→ **Task description**
This exercise asks for an exact copy of every entry below, with pictures omitted.

*** The input Section Begins ***

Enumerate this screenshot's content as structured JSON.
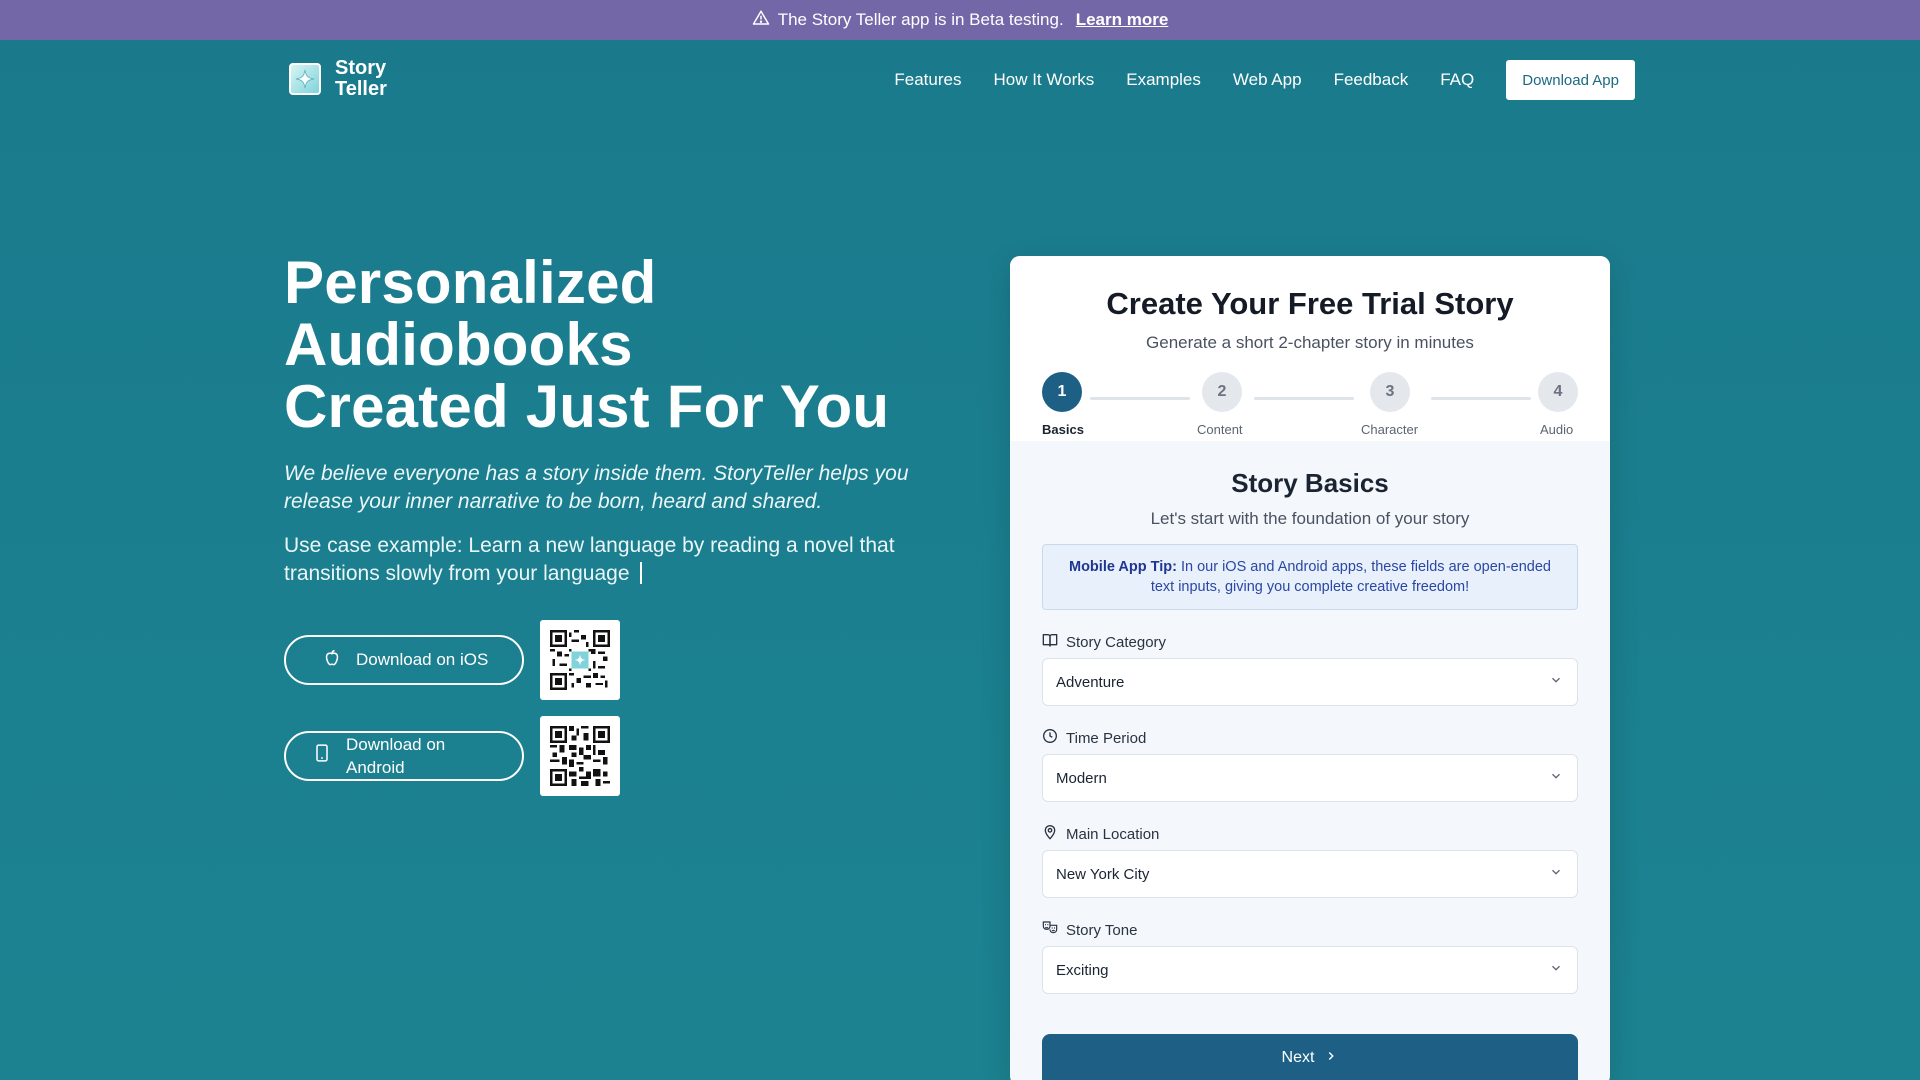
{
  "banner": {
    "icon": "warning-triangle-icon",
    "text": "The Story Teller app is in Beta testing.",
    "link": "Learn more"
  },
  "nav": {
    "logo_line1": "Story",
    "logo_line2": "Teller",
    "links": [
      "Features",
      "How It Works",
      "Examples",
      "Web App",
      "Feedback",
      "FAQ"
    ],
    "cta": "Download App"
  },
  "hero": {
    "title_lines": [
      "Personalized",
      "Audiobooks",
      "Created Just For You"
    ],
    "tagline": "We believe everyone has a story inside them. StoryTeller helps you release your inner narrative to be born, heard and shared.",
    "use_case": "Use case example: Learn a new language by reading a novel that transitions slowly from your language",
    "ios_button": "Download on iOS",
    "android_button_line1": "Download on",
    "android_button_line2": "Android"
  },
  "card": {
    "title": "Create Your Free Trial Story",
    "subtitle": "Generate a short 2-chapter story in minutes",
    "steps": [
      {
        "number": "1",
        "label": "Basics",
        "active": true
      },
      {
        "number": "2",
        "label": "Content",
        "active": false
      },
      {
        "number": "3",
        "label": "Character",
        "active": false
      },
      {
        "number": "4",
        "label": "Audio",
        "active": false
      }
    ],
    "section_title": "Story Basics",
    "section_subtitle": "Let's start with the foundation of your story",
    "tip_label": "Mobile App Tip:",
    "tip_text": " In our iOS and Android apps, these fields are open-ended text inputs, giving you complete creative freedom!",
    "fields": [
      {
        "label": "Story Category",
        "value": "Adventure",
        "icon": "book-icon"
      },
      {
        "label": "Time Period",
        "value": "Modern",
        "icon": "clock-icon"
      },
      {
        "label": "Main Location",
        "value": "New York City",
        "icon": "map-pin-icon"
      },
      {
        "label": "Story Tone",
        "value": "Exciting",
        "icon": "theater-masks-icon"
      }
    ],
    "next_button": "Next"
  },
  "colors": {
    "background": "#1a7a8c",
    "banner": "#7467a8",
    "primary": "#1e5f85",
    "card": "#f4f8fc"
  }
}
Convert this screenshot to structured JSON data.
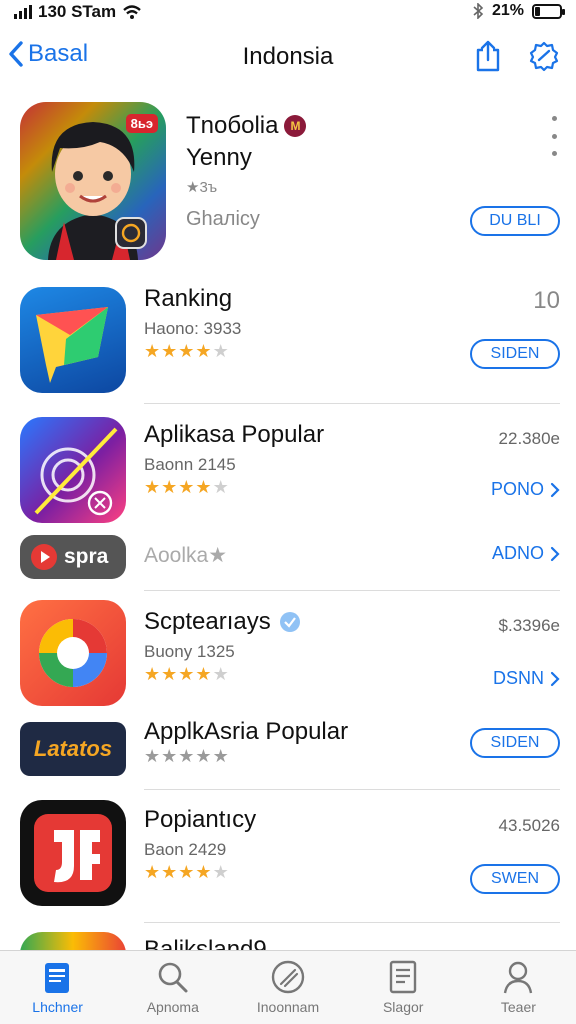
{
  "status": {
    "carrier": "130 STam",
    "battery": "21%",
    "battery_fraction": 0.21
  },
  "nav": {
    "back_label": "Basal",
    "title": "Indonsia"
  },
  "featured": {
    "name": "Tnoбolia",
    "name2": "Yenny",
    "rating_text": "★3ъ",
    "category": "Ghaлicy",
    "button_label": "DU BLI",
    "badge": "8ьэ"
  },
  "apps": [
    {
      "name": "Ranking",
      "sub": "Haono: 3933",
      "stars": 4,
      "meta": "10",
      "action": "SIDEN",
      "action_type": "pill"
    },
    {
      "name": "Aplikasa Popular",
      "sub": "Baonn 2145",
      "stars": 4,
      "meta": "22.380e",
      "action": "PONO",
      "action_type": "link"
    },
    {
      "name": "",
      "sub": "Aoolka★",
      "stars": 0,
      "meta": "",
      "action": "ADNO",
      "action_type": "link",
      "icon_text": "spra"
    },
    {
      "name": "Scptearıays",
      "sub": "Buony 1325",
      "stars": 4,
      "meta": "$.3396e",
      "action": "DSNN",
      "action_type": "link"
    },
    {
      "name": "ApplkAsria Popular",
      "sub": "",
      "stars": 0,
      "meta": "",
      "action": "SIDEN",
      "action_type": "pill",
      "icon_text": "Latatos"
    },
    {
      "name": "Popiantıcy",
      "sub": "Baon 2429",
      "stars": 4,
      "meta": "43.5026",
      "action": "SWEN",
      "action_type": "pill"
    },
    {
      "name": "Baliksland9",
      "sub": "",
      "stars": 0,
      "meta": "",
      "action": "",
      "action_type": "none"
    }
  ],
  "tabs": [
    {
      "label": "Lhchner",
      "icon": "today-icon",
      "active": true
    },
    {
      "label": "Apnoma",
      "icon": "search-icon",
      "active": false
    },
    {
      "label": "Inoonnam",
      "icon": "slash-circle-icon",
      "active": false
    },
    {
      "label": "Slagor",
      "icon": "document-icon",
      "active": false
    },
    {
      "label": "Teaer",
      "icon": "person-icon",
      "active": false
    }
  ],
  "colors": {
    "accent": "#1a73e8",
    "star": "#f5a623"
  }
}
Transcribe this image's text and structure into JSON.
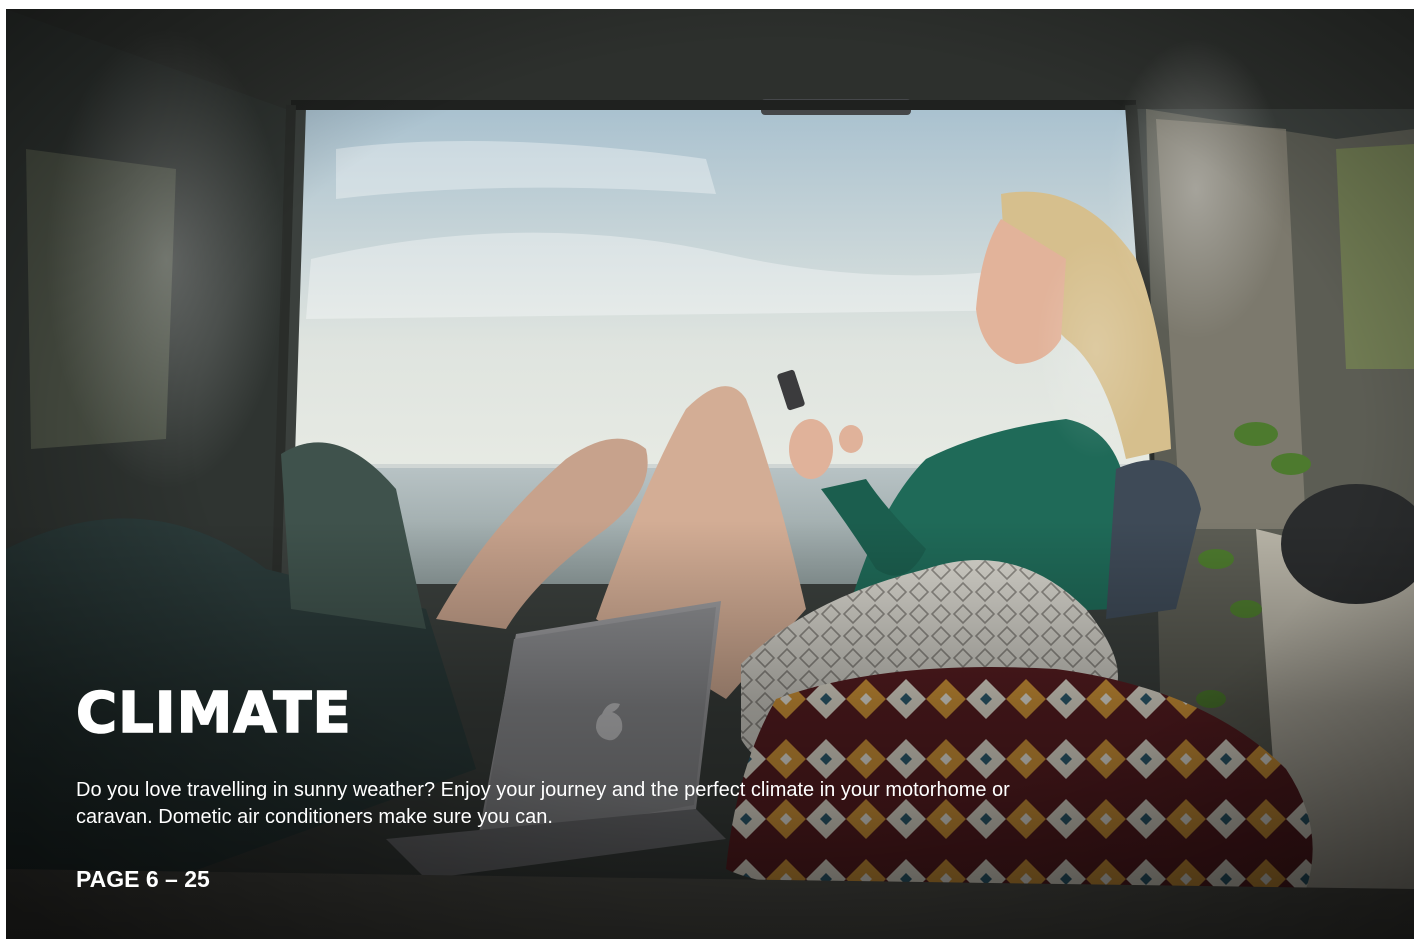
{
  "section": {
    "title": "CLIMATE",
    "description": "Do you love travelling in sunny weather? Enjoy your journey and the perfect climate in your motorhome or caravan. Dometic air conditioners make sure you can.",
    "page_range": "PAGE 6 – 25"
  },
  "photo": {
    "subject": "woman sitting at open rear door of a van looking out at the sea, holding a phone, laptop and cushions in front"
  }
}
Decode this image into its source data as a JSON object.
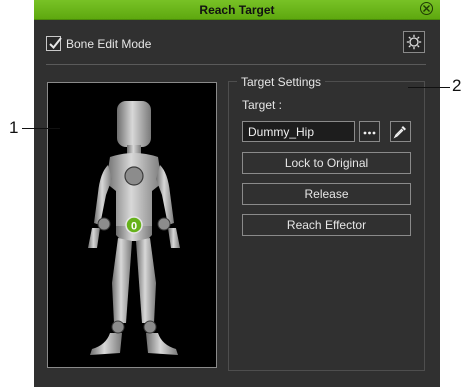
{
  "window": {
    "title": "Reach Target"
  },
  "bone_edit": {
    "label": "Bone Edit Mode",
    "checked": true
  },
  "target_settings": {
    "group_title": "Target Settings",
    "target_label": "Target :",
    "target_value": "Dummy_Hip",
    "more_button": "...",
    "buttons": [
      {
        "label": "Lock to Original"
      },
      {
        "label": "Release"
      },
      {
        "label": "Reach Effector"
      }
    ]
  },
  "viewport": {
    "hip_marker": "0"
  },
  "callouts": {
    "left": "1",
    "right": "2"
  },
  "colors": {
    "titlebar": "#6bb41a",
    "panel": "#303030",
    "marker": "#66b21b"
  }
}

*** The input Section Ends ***

→ **Your solution**
Enumerate this screenshot's content as structured JSON.
{
  "banner": {
    "icon": "warning-triangle-icon",
    "text": "The Story Teller app is in Beta testing.",
    "link": "Learn more"
  },
  "nav": {
    "logo_line1": "Story",
    "logo_line2": "Teller",
    "links": [
      "Features",
      "How It Works",
      "Examples",
      "Web App",
      "Feedback",
      "FAQ"
    ],
    "cta": "Download App"
  },
  "hero": {
    "title_lines": [
      "Personalized",
      "Audiobooks",
      "Created Just For You"
    ],
    "tagline": "We believe everyone has a story inside them. StoryTeller helps you release your inner narrative to be born, heard and shared.",
    "use_case": "Use case example: Learn a new language by reading a novel that transitions slowly from your language",
    "ios_button": "Download on iOS",
    "android_button_line1": "Download on",
    "android_button_line2": "Android"
  },
  "card": {
    "title": "Create Your Free Trial Story",
    "subtitle": "Generate a short 2-chapter story in minutes",
    "steps": [
      {
        "number": "1",
        "label": "Basics",
        "active": true
      },
      {
        "number": "2",
        "label": "Content",
        "active": false
      },
      {
        "number": "3",
        "label": "Character",
        "active": false
      },
      {
        "number": "4",
        "label": "Audio",
        "active": false
      }
    ],
    "section_title": "Story Basics",
    "section_subtitle": "Let's start with the foundation of your story",
    "tip_label": "Mobile App Tip:",
    "tip_text": " In our iOS and Android apps, these fields are open-ended text inputs, giving you complete creative freedom!",
    "fields": [
      {
        "label": "Story Category",
        "value": "Adventure",
        "icon": "book-icon"
      },
      {
        "label": "Time Period",
        "value": "Modern",
        "icon": "clock-icon"
      },
      {
        "label": "Main Location",
        "value": "New York City",
        "icon": "map-pin-icon"
      },
      {
        "label": "Story Tone",
        "value": "Exciting",
        "icon": "theater-masks-icon"
      }
    ],
    "next_button": "Next"
  },
  "colors": {
    "background": "#1a7a8c",
    "banner": "#7467a8",
    "primary": "#1e5f85",
    "card": "#f4f8fc"
  }
}
Convert this screenshot to structured JSON data.
{
  "status": {
    "carrier": "130 STam",
    "battery": "21%",
    "battery_fraction": 0.21
  },
  "nav": {
    "back_label": "Basal",
    "title": "Indonsia"
  },
  "featured": {
    "name": "Tnoбolia",
    "name2": "Yenny",
    "rating_text": "★3ъ",
    "category": "Ghaлicy",
    "button_label": "DU BLI",
    "badge": "8ьэ"
  },
  "apps": [
    {
      "name": "Ranking",
      "sub": "Haono: 3933",
      "stars": 4,
      "meta": "10",
      "action": "SIDEN",
      "action_type": "pill"
    },
    {
      "name": "Aplikasa Popular",
      "sub": "Baonn 2145",
      "stars": 4,
      "meta": "22.380e",
      "action": "PONO",
      "action_type": "link"
    },
    {
      "name": "",
      "sub": "Aoolka★",
      "stars": 0,
      "meta": "",
      "action": "ADNO",
      "action_type": "link",
      "icon_text": "spra"
    },
    {
      "name": "Scptearıays",
      "sub": "Buony 1325",
      "stars": 4,
      "meta": "$.3396e",
      "action": "DSNN",
      "action_type": "link"
    },
    {
      "name": "ApplkAsria Popular",
      "sub": "",
      "stars": 0,
      "meta": "",
      "action": "SIDEN",
      "action_type": "pill",
      "icon_text": "Latatos"
    },
    {
      "name": "Popiantıcy",
      "sub": "Baon 2429",
      "stars": 4,
      "meta": "43.5026",
      "action": "SWEN",
      "action_type": "pill"
    },
    {
      "name": "Baliksland9",
      "sub": "",
      "stars": 0,
      "meta": "",
      "action": "",
      "action_type": "none"
    }
  ],
  "tabs": [
    {
      "label": "Lhchner",
      "icon": "today-icon",
      "active": true
    },
    {
      "label": "Apnoma",
      "icon": "search-icon",
      "active": false
    },
    {
      "label": "Inoonnam",
      "icon": "slash-circle-icon",
      "active": false
    },
    {
      "label": "Slagor",
      "icon": "document-icon",
      "active": false
    },
    {
      "label": "Teaer",
      "icon": "person-icon",
      "active": false
    }
  ],
  "colors": {
    "accent": "#1a73e8",
    "star": "#f5a623"
  }
}
Transcribe this image's text and structure into JSON.
{
  "section": {
    "title": "CLIMATE",
    "description": "Do you love travelling in sunny weather? Enjoy your journey and the perfect climate in your motorhome or caravan. Dometic air conditioners make sure you can.",
    "page_range": "PAGE 6 – 25"
  },
  "photo": {
    "subject": "woman sitting at open rear door of a van looking out at the sea, holding a phone, laptop and cushions in front"
  }
}
Decode this image into its source data as a JSON object.
{
  "window": {
    "title": "Reach Target"
  },
  "bone_edit": {
    "label": "Bone Edit Mode",
    "checked": true
  },
  "target_settings": {
    "group_title": "Target Settings",
    "target_label": "Target :",
    "target_value": "Dummy_Hip",
    "more_button": "...",
    "buttons": [
      {
        "label": "Lock to Original"
      },
      {
        "label": "Release"
      },
      {
        "label": "Reach Effector"
      }
    ]
  },
  "viewport": {
    "hip_marker": "0"
  },
  "callouts": {
    "left": "1",
    "right": "2"
  },
  "colors": {
    "titlebar": "#6bb41a",
    "panel": "#303030",
    "marker": "#66b21b"
  }
}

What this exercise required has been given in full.